The idea now is that we derive the loop that computes the QR factorization by systematically deriving the algorithm that maintains the state of the variables described by a chosen loop invariant. If you use (3.4.3), then you end up with CGS. If you use (3.4.4), then you end up with MGS.

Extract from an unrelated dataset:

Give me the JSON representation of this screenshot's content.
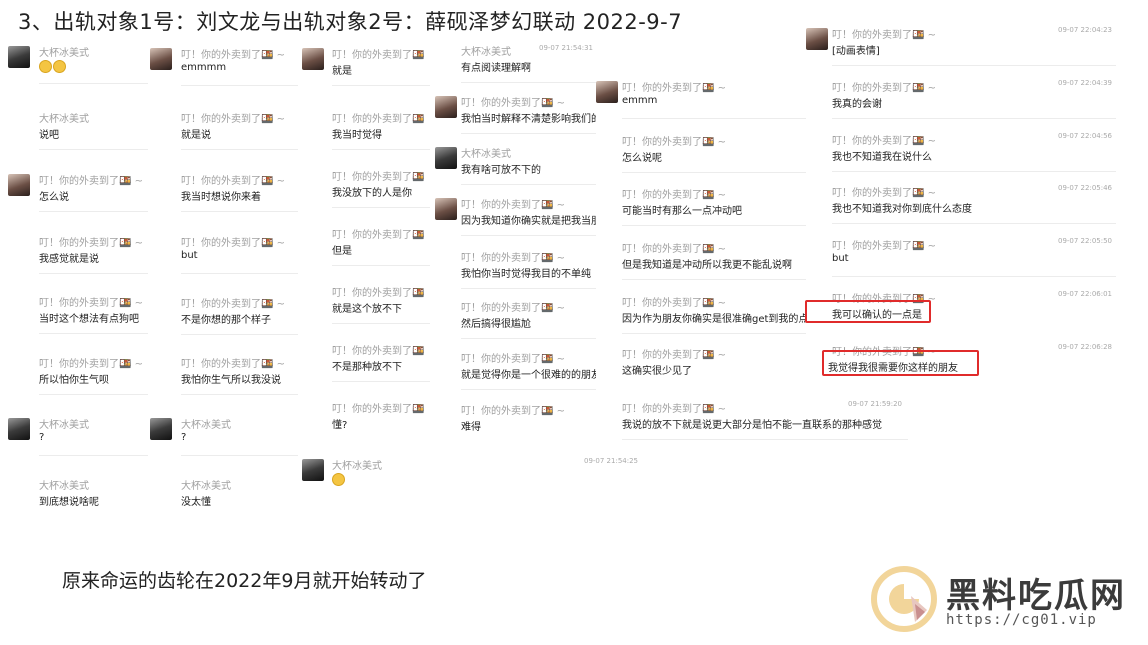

Interested in details? We have a MOOC for that: LAFF-On Programming for Correctness.